- Barber MA, Olinger MT: Studies on malaria in Southern Nigeria. Ann Trop Med Parasit. 1931, 25: 461-Google Scholar
- Haddow AJ, Van Someren ECC, Lumsden WHR, Harper Jo, Gillet JD: The mosquitoes of Bwamba County, Uganda. VIII. Records of occurrence, behaviour and habitat. Bull Ent Res. 1951, 42: 207-10.1017/S0007485300025311.View ArticleGoogle Scholar
- Hanney PW: The mosquitoes of Zaria Province. Northern Nigeria. Bull Ent Res. 1960, 51: 145-View ArticleGoogle Scholar
- Hervy JP, Le Goff G, Geoffrey B, Herve JP, Manga L, Brunhes J: Les Anophles de la rgion afrotropicale, Logiciel didentification et denseignement trilingue. 1998, Paris: ORSTOM/OCEACGoogle Scholar
- Brooker S, Clarke S, Njagi JK, Polack S, Mugo B, Estambale B, Muchiri E, Magnussen P, Cox J: Spatial clustering of malaria and associated risk factors during an epidemic in a highland area of western Kenya.
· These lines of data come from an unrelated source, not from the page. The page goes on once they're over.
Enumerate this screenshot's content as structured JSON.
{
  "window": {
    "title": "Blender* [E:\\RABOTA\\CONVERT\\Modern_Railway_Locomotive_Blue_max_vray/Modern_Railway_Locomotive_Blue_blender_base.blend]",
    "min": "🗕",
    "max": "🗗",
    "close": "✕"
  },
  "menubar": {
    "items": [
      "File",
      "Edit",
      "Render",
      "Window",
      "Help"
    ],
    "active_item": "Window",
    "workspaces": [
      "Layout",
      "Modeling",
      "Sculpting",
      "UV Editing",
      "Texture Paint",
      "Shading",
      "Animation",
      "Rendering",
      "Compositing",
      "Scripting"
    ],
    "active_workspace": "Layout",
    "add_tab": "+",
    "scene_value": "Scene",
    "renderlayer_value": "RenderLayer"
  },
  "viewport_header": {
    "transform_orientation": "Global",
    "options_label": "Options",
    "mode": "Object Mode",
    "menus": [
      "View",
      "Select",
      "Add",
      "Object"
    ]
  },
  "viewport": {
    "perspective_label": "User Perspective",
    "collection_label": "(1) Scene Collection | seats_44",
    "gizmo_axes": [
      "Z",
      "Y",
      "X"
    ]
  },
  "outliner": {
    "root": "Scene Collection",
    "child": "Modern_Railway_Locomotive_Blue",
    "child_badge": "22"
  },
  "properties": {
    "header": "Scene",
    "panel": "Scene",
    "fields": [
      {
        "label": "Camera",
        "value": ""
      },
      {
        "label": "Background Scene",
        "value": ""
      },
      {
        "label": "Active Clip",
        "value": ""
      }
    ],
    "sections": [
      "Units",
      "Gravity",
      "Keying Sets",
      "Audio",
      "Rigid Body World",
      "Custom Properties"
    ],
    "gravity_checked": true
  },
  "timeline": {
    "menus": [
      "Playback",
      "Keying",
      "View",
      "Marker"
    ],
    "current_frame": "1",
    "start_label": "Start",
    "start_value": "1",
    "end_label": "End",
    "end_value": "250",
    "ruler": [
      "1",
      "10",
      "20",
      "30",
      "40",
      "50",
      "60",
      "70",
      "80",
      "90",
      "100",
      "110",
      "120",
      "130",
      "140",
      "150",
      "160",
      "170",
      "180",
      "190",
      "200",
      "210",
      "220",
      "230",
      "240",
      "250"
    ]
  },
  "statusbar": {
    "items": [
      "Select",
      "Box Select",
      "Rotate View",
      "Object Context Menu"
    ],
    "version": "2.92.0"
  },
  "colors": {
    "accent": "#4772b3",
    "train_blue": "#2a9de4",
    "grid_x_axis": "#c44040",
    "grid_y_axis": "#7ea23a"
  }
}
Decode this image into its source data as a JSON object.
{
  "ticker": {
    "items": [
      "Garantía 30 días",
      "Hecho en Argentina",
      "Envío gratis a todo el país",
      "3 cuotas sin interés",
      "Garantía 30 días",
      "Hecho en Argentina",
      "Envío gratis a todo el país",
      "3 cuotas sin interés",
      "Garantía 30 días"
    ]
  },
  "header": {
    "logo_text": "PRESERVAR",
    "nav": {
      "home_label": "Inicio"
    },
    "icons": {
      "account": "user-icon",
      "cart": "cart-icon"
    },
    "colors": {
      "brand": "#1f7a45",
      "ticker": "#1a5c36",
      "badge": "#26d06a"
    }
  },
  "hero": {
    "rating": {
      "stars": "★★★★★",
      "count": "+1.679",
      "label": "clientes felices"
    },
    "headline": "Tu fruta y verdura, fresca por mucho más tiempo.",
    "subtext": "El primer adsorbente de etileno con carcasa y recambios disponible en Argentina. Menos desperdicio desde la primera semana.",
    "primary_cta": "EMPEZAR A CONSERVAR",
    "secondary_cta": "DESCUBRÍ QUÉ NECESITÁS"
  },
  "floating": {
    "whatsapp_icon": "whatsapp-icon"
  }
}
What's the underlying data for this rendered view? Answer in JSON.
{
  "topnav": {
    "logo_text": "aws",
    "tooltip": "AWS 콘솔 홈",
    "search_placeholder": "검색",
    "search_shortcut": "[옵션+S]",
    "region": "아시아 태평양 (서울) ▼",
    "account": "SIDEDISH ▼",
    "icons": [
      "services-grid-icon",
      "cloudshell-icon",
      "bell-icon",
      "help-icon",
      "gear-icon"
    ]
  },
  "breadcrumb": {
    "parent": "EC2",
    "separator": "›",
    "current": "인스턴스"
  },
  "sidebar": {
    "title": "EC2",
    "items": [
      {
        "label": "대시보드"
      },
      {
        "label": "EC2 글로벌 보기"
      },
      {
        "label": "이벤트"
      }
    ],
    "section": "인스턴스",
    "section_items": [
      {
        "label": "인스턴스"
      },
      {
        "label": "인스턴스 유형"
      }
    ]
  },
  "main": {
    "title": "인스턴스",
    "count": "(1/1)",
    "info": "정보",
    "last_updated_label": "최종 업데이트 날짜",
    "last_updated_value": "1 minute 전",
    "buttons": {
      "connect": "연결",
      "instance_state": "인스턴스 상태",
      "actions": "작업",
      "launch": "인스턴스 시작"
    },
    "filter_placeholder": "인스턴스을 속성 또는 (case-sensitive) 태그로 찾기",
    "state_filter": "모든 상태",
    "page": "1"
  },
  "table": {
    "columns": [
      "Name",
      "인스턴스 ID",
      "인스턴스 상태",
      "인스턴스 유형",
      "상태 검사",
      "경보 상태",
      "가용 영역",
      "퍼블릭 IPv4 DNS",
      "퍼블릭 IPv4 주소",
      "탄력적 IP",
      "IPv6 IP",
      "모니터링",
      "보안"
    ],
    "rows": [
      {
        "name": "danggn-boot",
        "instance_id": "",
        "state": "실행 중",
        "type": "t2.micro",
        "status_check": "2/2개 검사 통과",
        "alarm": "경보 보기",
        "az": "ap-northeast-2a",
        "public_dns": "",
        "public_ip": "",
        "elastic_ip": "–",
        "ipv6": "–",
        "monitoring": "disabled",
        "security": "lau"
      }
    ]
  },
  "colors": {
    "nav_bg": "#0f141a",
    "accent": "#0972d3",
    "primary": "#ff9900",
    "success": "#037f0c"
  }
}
Trop Med Int Health. 2004, 9: 757-766. 10.1111/j.1365-3156.2004.01272.x.View ArticlePubMedGoogle Scholar
- Furuichi T, Hashimoto C: Botanical and topographical factors influencing nesting-site selection by chimpanzees in Kalinzu Forest, Uganda. Int J Primatol. 2004, 25: 755-765.View ArticleGoogle Scholar
- Brownlow AR, Plumptre AJ, Reynolds V, Ward R: Sources of variation in the nesting behavior of chimpanzees (Pan troglodytes schweinfurthii) in the Budongo Forest. Am J Primatol. 2001, 55: 49-55. 10.1002/ajp.1038.View ArticlePubMedGoogle Scholar
- Stewart FA, Pruetz JD, Hansell MH: Do chimpanzees build comfortable nests?. Am J Primatol. 2007, 69: 930-939. 10.1002/ajp.20432.View ArticlePubMedGoogle Scholar
- Baldwin PJ, Sabaster PJ, McGrew WC, Tutin CEG: Comparison of nests made by different populations of chimpanzees. Primates. 1981, 22: 474-486. 10.1007/BF02381239.View ArticleGoogle Scholar
- Wolfe ND, Kilbourn AM, Karesh WB, Rahman HA, Bosi EJ, Cropp BC, Andau M, Spielman A, Gubler DJ: Sylvatic transmission of arboviruses among Bornean orangutans. Am J Trop Med Hyg. 2001, 64: 310-316.PubMedGoogle Scholar
- Chapman CA, Chapman LJ, Zanne AE, Poulsen JR, Clark CJ: A 12-year phenological record of fruiting: Implications for frugivore populations and indicators of climate change In Tropical Fruits and Frugivores. Edited by Dew JL,Boubli J. Netherlands: Springer. 2005, 75-92.Google Scholar
This article is published under license to BioMed Central Ltd. This is an Open Access article distributed under the terms of the Creative Commons Attribution License (http://creativecommons.org/licenses/by/2.0), which permits unrestricted use, distribution, and reproduction in any medium, provided the original work is properly cited.